** YOUR INSTRUCTIONS **
The entries are to be output word for word, with the pictures omitted.

** MATERIAL PROVIDED **
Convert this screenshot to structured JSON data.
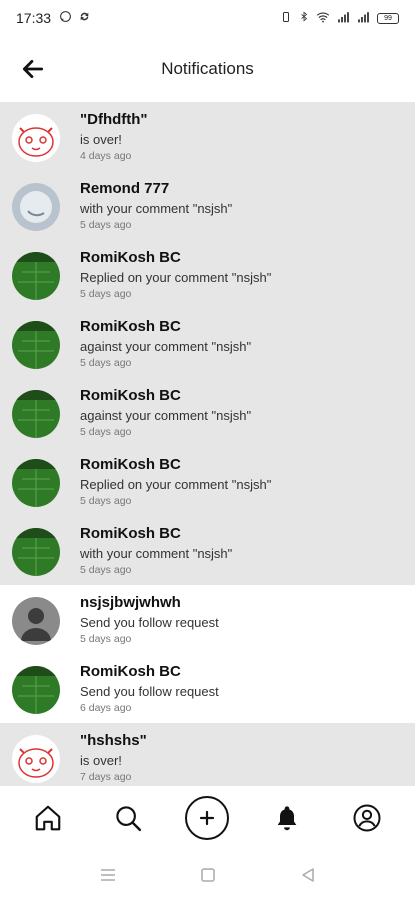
{
  "status_bar": {
    "time": "17:33",
    "battery": "99",
    "left_icons": [
      "whatsapp-icon",
      "sync-icon"
    ],
    "right_icons": [
      "vibrate-icon",
      "bluetooth-icon",
      "wifi-icon",
      "signal-icon",
      "signal-icon"
    ]
  },
  "header": {
    "title": "Notifications",
    "back_icon": "arrow-left-icon"
  },
  "notifications": [
    {
      "name": "\"Dfhdfth\"",
      "message": "is over!",
      "time": "4 days ago",
      "avatar": "cat-illustration",
      "highlighted": true
    },
    {
      "name": "Remond 777",
      "message": "with your comment \"nsjsh\"",
      "time": "5 days ago",
      "avatar": "moon-photo",
      "highlighted": true
    },
    {
      "name": "RomiKosh BC",
      "message": "Replied on your comment \"nsjsh\"",
      "time": "5 days ago",
      "avatar": "green-field-photo",
      "highlighted": true
    },
    {
      "name": "RomiKosh BC",
      "message": "against your comment \"nsjsh\"",
      "time": "5 days ago",
      "avatar": "green-field-photo",
      "highlighted": true
    },
    {
      "name": "RomiKosh BC",
      "message": "against your comment \"nsjsh\"",
      "time": "5 days ago",
      "avatar": "green-field-photo",
      "highlighted": true
    },
    {
      "name": "RomiKosh BC",
      "message": "Replied on your comment \"nsjsh\"",
      "time": "5 days ago",
      "avatar": "green-field-photo",
      "highlighted": true
    },
    {
      "name": "RomiKosh BC",
      "message": "with your comment \"nsjsh\"",
      "time": "5 days ago",
      "avatar": "green-field-photo",
      "highlighted": true
    },
    {
      "name": "nsjsjbwjwhwh",
      "message": "Send you follow request",
      "time": "5 days ago",
      "avatar": "default-user",
      "highlighted": false
    },
    {
      "name": "RomiKosh BC",
      "message": "Send you follow request",
      "time": "6 days ago",
      "avatar": "green-field-photo",
      "highlighted": false
    },
    {
      "name": "\"hshshs\"",
      "message": "is over!",
      "time": "7 days ago",
      "avatar": "cat-illustration",
      "highlighted": true
    }
  ],
  "bottom_nav": [
    "home-icon",
    "search-icon",
    "add-circle-icon",
    "bell-icon",
    "profile-icon"
  ],
  "system_nav": [
    "menu-icon",
    "square-icon",
    "back-triangle-icon"
  ],
  "colors": {
    "highlight_bg": "#e6e6e6",
    "text": "#111111",
    "muted": "#777777"
  }
}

** TASK RESPONSE **
Convert this screenshot to structured JSON data.
{
  "status_bar": {
    "time": "17:33",
    "battery": "99",
    "left_icons": [
      "whatsapp-icon",
      "sync-icon"
    ],
    "right_icons": [
      "vibrate-icon",
      "bluetooth-icon",
      "wifi-icon",
      "signal-icon",
      "signal-icon"
    ]
  },
  "header": {
    "title": "Notifications",
    "back_icon": "arrow-left-icon"
  },
  "notifications": [
    {
      "name": "\"Dfhdfth\"",
      "message": "is over!",
      "time": "4 days ago",
      "avatar": "cat-illustration",
      "highlighted": true
    },
    {
      "name": "Remond 777",
      "message": "with your comment \"nsjsh\"",
      "time": "5 days ago",
      "avatar": "moon-photo",
      "highlighted": true
    },
    {
      "name": "RomiKosh BC",
      "message": "Replied on your comment \"nsjsh\"",
      "time": "5 days ago",
      "avatar": "green-field-photo",
      "highlighted": true
    },
    {
      "name": "RomiKosh BC",
      "message": "against your comment \"nsjsh\"",
      "time": "5 days ago",
      "avatar": "green-field-photo",
      "highlighted": true
    },
    {
      "name": "RomiKosh BC",
      "message": "against your comment \"nsjsh\"",
      "time": "5 days ago",
      "avatar": "green-field-photo",
      "highlighted": true
    },
    {
      "name": "RomiKosh BC",
      "message": "Replied on your comment \"nsjsh\"",
      "time": "5 days ago",
      "avatar": "green-field-photo",
      "highlighted": true
    },
    {
      "name": "RomiKosh BC",
      "message": "with your comment \"nsjsh\"",
      "time": "5 days ago",
      "avatar": "green-field-photo",
      "highlighted": true
    },
    {
      "name": "nsjsjbwjwhwh",
      "message": "Send you follow request",
      "time": "5 days ago",
      "avatar": "default-user",
      "highlighted": false
    },
    {
      "name": "RomiKosh BC",
      "message": "Send you follow request",
      "time": "6 days ago",
      "avatar": "green-field-photo",
      "highlighted": false
    },
    {
      "name": "\"hshshs\"",
      "message": "is over!",
      "time": "7 days ago",
      "avatar": "cat-illustration",
      "highlighted": true
    }
  ],
  "bottom_nav": [
    "home-icon",
    "search-icon",
    "add-circle-icon",
    "bell-icon",
    "profile-icon"
  ],
  "system_nav": [
    "menu-icon",
    "square-icon",
    "back-triangle-icon"
  ],
  "colors": {
    "highlight_bg": "#e6e6e6",
    "text": "#111111",
    "muted": "#777777"
  }
}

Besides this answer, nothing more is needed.